Browse the African American Collection
This collection, part of the Jean Byers Sampson Center for Diversity in Maine, consists of collections of personal papers and archives of organizations active in the African American community of Maine. The bulk of the manuscript collection dates from the 20th century to the present, but a few collections contain items from the 19th century.
Advisory Committee Directory
Susie R. Bock: Director, Jean Byers Sampson Center for Diversity in Maine, University of Southern Maine
Zack Newell: Dean of Libraries and Learning, University of Southern Maine
Jill Piekut Roy: Special Collections Librarian, University of Southern Maine
African American Collection History
The African American Archives of Maine (as it was originally named) was inspired by Gerald E. Talbot.
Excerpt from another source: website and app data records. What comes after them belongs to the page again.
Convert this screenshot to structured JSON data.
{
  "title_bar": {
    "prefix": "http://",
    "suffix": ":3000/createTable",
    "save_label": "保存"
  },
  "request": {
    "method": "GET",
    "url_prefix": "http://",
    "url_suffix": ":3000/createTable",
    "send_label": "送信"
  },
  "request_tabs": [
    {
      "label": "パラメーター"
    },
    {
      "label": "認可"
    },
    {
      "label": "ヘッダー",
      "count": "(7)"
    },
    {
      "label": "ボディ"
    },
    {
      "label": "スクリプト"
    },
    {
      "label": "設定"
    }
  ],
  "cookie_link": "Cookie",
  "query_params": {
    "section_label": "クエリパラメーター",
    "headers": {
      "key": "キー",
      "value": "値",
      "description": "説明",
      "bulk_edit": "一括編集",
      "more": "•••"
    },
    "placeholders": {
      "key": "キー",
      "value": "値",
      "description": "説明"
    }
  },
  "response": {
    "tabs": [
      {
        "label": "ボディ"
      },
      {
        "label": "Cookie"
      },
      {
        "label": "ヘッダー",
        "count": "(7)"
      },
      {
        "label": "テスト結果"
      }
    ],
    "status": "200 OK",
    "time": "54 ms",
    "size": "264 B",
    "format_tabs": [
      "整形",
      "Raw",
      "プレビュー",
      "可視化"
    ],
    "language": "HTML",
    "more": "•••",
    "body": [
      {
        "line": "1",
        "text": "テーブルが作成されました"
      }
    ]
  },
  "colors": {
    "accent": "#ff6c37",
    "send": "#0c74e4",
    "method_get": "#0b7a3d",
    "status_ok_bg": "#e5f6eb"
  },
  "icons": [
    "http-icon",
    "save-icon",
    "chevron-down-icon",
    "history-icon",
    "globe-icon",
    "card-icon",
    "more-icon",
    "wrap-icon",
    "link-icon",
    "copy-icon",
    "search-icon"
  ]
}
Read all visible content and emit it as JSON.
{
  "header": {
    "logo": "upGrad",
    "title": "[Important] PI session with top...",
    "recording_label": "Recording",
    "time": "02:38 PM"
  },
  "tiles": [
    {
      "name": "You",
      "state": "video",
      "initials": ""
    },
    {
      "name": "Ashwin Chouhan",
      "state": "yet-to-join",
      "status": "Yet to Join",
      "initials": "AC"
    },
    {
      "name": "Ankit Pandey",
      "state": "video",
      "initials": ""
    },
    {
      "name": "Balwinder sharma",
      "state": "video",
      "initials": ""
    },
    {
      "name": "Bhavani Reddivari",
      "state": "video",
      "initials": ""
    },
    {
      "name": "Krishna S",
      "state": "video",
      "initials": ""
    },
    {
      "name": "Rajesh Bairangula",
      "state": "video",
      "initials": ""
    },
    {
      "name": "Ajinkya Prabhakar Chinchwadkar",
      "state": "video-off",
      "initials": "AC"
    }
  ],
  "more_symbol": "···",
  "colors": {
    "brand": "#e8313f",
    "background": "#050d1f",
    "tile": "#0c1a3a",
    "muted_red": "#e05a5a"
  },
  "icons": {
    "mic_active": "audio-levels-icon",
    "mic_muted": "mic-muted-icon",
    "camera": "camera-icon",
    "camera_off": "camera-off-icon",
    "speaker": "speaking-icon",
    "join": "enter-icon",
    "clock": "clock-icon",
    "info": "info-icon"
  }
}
Mr. Talbot was the first African American elected to the Maine State legislature and his family has been in Maine since the eighteenth century. As Mr. Talbot explained in April 1994:
“It is because of my long involvement in civil rights in Maine and New England and my deep interest and involvement in my Black culture and history, that I have collected and preserved pieces of that black history, nationally and locally, for others to see and learn from.”
Another inspiration came from the documentary Anchor of the Soul that focused attention on the struggle to maintain a black community in New England. Shoshana Hoose, who was largely responsible for researching and making the documentary, and Gerald Talbot began meeting with officials for the University of Southern Maine in 1994. They wanted to build a collection that would document and preserve African American culture and history. In 1995 Mr. Talbot donated his collection to the University and it became the basis of the African American Archives of Maine. Not surprisingly, Talbot’s gift was followed by material donated by Anchor of the Soul filmmakers Ms. Hoose and Karin Odlin.
In 1997 the University hired a faculty scholar to interpret the collection and to encourage research based on the Archives. Also in that year, the University, as part of its commitment to diversity, established the Jean Byers Sampson Center for Diversity in Maine. One of its goals is to collect and preserve primary and secondary research materials on the experience of diverse groups in Maine. It was only natural that the African American Archives of Maine become one of the four major collections of the new Center. In 2002, the African American Archives of Maine became the African American Collection.